*ASSIGNMENT*
The reply should contain each record below, returned exactly as given.

*SOURCE INFORMATION*
☆ ☆ ☆ ☆
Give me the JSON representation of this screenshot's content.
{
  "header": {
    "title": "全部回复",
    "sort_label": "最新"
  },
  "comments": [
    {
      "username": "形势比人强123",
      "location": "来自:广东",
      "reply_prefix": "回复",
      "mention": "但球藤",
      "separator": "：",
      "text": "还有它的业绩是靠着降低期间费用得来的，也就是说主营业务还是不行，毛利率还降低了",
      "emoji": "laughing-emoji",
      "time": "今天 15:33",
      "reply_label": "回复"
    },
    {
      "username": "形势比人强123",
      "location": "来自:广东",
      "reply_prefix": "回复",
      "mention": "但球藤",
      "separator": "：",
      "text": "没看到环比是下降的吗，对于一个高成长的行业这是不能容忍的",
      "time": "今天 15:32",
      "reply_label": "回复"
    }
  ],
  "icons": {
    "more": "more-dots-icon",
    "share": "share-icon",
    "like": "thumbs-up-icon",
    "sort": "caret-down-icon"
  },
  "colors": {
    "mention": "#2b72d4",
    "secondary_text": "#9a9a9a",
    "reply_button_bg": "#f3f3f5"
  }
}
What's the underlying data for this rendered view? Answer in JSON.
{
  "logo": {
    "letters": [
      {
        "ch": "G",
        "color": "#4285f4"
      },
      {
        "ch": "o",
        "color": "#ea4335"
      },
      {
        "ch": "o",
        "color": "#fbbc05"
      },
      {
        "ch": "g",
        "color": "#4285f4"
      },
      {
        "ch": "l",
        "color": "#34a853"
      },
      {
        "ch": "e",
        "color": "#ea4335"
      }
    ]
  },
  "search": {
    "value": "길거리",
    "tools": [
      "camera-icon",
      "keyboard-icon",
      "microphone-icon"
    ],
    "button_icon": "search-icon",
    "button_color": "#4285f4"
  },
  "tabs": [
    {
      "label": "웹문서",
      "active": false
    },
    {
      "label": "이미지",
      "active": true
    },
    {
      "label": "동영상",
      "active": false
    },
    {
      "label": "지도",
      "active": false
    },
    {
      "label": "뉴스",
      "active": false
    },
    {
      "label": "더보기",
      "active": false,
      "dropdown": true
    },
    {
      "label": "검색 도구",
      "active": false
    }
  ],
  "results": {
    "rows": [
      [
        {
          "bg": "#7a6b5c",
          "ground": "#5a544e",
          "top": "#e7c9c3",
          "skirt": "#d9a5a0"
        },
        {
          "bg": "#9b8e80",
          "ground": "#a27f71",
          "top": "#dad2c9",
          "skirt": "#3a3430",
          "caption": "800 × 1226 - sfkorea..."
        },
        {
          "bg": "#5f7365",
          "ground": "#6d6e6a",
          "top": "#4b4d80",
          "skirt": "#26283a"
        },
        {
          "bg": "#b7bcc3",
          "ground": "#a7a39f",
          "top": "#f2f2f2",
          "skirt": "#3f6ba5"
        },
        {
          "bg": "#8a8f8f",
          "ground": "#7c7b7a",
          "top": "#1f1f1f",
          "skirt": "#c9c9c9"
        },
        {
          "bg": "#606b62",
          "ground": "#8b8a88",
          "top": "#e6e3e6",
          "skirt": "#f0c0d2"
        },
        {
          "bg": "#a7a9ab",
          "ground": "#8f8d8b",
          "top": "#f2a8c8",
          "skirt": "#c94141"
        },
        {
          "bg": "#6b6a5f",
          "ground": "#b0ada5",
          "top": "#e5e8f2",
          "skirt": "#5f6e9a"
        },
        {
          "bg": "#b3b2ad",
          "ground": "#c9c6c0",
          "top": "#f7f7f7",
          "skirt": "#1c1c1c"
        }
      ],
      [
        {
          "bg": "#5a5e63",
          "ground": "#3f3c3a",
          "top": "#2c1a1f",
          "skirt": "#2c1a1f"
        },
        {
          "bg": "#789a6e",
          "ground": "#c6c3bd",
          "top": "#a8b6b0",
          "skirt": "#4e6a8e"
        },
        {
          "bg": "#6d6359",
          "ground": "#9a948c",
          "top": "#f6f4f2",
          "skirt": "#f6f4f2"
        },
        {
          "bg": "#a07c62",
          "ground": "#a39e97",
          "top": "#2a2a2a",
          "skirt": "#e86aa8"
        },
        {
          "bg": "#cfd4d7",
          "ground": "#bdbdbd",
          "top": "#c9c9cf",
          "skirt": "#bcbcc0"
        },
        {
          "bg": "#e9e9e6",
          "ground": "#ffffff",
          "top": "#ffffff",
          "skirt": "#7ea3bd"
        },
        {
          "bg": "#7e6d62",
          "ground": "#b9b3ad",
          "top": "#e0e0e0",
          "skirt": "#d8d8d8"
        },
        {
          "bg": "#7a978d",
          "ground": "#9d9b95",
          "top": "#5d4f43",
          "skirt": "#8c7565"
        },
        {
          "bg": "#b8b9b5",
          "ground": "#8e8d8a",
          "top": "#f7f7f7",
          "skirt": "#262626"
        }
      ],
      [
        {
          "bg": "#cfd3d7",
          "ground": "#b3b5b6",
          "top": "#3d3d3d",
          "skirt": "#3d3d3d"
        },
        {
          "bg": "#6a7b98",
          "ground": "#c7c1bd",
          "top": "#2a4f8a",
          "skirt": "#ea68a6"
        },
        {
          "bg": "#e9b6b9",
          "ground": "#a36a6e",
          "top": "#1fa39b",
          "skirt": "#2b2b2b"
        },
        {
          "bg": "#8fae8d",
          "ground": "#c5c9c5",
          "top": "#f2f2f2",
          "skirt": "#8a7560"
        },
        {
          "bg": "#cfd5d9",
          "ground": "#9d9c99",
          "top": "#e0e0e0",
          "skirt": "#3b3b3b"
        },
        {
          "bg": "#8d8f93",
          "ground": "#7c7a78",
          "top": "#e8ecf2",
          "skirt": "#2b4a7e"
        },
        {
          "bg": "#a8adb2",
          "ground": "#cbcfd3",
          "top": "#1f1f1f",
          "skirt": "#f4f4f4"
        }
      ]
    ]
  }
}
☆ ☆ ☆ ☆
*SOLUTION TO THIS PROBLEM*
Give me the JSON representation of this screenshot's content.
{
  "header": {
    "title": "全部回复",
    "sort_label": "最新"
  },
  "comments": [
    {
      "username": "形势比人强123",
      "location": "来自:广东",
      "reply_prefix": "回复",
      "mention": "但球藤",
      "separator": "：",
      "text": "还有它的业绩是靠着降低期间费用得来的，也就是说主营业务还是不行，毛利率还降低了",
      "emoji": "laughing-emoji",
      "time": "今天 15:33",
      "reply_label": "回复"
    },
    {
      "username": "形势比人强123",
      "location": "来自:广东",
      "reply_prefix": "回复",
      "mention": "但球藤",
      "separator": "：",
      "text": "没看到环比是下降的吗，对于一个高成长的行业这是不能容忍的",
      "time": "今天 15:32",
      "reply_label": "回复"
    }
  ],
  "icons": {
    "more": "more-dots-icon",
    "share": "share-icon",
    "like": "thumbs-up-icon",
    "sort": "caret-down-icon"
  },
  "colors": {
    "mention": "#2b72d4",
    "secondary_text": "#9a9a9a",
    "reply_button_bg": "#f3f3f5"
  }
}
What's the underlying data for this rendered view? Answer in JSON.
{
  "logo": {
    "letters": [
      {
        "ch": "G",
        "color": "#4285f4"
      },
      {
        "ch": "o",
        "color": "#ea4335"
      },
      {
        "ch": "o",
        "color": "#fbbc05"
      },
      {
        "ch": "g",
        "color": "#4285f4"
      },
      {
        "ch": "l",
        "color": "#34a853"
      },
      {
        "ch": "e",
        "color": "#ea4335"
      }
    ]
  },
  "search": {
    "value": "길거리",
    "tools": [
      "camera-icon",
      "keyboard-icon",
      "microphone-icon"
    ],
    "button_icon": "search-icon",
    "button_color": "#4285f4"
  },
  "tabs": [
    {
      "label": "웹문서",
      "active": false
    },
    {
      "label": "이미지",
      "active": true
    },
    {
      "label": "동영상",
      "active": false
    },
    {
      "label": "지도",
      "active": false
    },
    {
      "label": "뉴스",
      "active": false
    },
    {
      "label": "더보기",
      "active": false,
      "dropdown": true
    },
    {
      "label": "검색 도구",
      "active": false
    }
  ],
  "results": {
    "rows": [
      [
        {
          "bg": "#7a6b5c",
          "ground": "#5a544e",
          "top": "#e7c9c3",
          "skirt": "#d9a5a0"
        },
        {
          "bg": "#9b8e80",
          "ground": "#a27f71",
          "top": "#dad2c9",
          "skirt": "#3a3430",
          "caption": "800 × 1226 - sfkorea..."
        },
        {
          "bg": "#5f7365",
          "ground": "#6d6e6a",
          "top": "#4b4d80",
          "skirt": "#26283a"
        },
        {
          "bg": "#b7bcc3",
          "ground": "#a7a39f",
          "top": "#f2f2f2",
          "skirt": "#3f6ba5"
        },
        {
          "bg": "#8a8f8f",
          "ground": "#7c7b7a",
          "top": "#1f1f1f",
          "skirt": "#c9c9c9"
        },
        {
          "bg": "#606b62",
          "ground": "#8b8a88",
          "top": "#e6e3e6",
          "skirt": "#f0c0d2"
        },
        {
          "bg": "#a7a9ab",
          "ground": "#8f8d8b",
          "top": "#f2a8c8",
          "skirt": "#c94141"
        },
        {
          "bg": "#6b6a5f",
          "ground": "#b0ada5",
          "top": "#e5e8f2",
          "skirt": "#5f6e9a"
        },
        {
          "bg": "#b3b2ad",
          "ground": "#c9c6c0",
          "top": "#f7f7f7",
          "skirt": "#1c1c1c"
        }
      ],
      [
        {
          "bg": "#5a5e63",
          "ground": "#3f3c3a",
          "top": "#2c1a1f",
          "skirt": "#2c1a1f"
        },
        {
          "bg": "#789a6e",
          "ground": "#c6c3bd",
          "top": "#a8b6b0",
          "skirt": "#4e6a8e"
        },
        {
          "bg": "#6d6359",
          "ground": "#9a948c",
          "top": "#f6f4f2",
          "skirt": "#f6f4f2"
        },
        {
          "bg": "#a07c62",
          "ground": "#a39e97",
          "top": "#2a2a2a",
          "skirt": "#e86aa8"
        },
        {
          "bg": "#cfd4d7",
          "ground": "#bdbdbd",
          "top": "#c9c9cf",
          "skirt": "#bcbcc0"
        },
        {
          "bg": "#e9e9e6",
          "ground": "#ffffff",
          "top": "#ffffff",
          "skirt": "#7ea3bd"
        },
        {
          "bg": "#7e6d62",
          "ground": "#b9b3ad",
          "top": "#e0e0e0",
          "skirt": "#d8d8d8"
        },
        {
          "bg": "#7a978d",
          "ground": "#9d9b95",
          "top": "#5d4f43",
          "skirt": "#8c7565"
        },
        {
          "bg": "#b8b9b5",
          "ground": "#8e8d8a",
          "top": "#f7f7f7",
          "skirt": "#262626"
        }
      ],
      [
        {
          "bg": "#cfd3d7",
          "ground": "#b3b5b6",
          "top": "#3d3d3d",
          "skirt": "#3d3d3d"
        },
        {
          "bg": "#6a7b98",
          "ground": "#c7c1bd",
          "top": "#2a4f8a",
          "skirt": "#ea68a6"
        },
        {
          "bg": "#e9b6b9",
          "ground": "#a36a6e",
          "top": "#1fa39b",
          "skirt": "#2b2b2b"
        },
        {
          "bg": "#8fae8d",
          "ground": "#c5c9c5",
          "top": "#f2f2f2",
          "skirt": "#8a7560"
        },
        {
          "bg": "#cfd5d9",
          "ground": "#9d9c99",
          "top": "#e0e0e0",
          "skirt": "#3b3b3b"
        },
        {
          "bg": "#8d8f93",
          "ground": "#7c7a78",
          "top": "#e8ecf2",
          "skirt": "#2b4a7e"
        },
        {
          "bg": "#a8adb2",
          "ground": "#cbcfd3",
          "top": "#1f1f1f",
          "skirt": "#f4f4f4"
        }
      ]
    ]
  }
}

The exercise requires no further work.